Lady Musgrave Island - Great Barrier Reed

Lady Musgrave Island is a 14ha(35 acres) uninhabited coral cay with 1292ha of surrounding reef.  The trip was from the town of 1770 onboard the Spirit of 1770 - a trip I'd recommend to anyone - only $150 for the whole day including delicious meals - morning tea on arrival at 10am, lunch, afternoon tea and cheese and cabana just before departure from the island at 3.45pm.

Most of the time was spent snorkelling - my first experience of this and boy did I LOVE it - couldn't get me out of the water (except for the food of course)

The dead coral that forms the island
Lady Musgrave from the air

Approaching Lady Musgrave Island
The island is only around 6,000 years old so you are seeing the very beginnings of the formation of land here - first the dead coral then Pisonia trees which provide an evolutionary feature with their sticky seeds and their ability to generate from fallen trunks or limbs.

During October - March White-capped Noddie birds come to the island in their thousands and whilst flying amongst the trees collect the sticky seeds on their bodies - some collect so much they are unable to fly and fall to the ground and die and this together with their dung provides  fertiliser for the barren ground.

Such a great variety of colourful fish that swim so close to you, and in such vast numbers, that you feel like you are one with them - like you are part of the ocean.

Turtles too - both Loggerhead and Green Turtles nest and swim here.
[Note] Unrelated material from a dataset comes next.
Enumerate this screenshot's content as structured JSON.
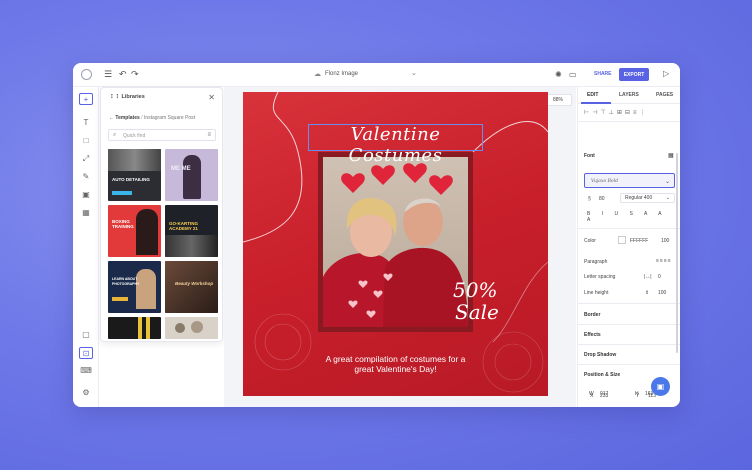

I only saw smallish ones - apparently they only reach reproductive age when they are 30 years old and around 1 metre in size - the one's I saw were around 50cm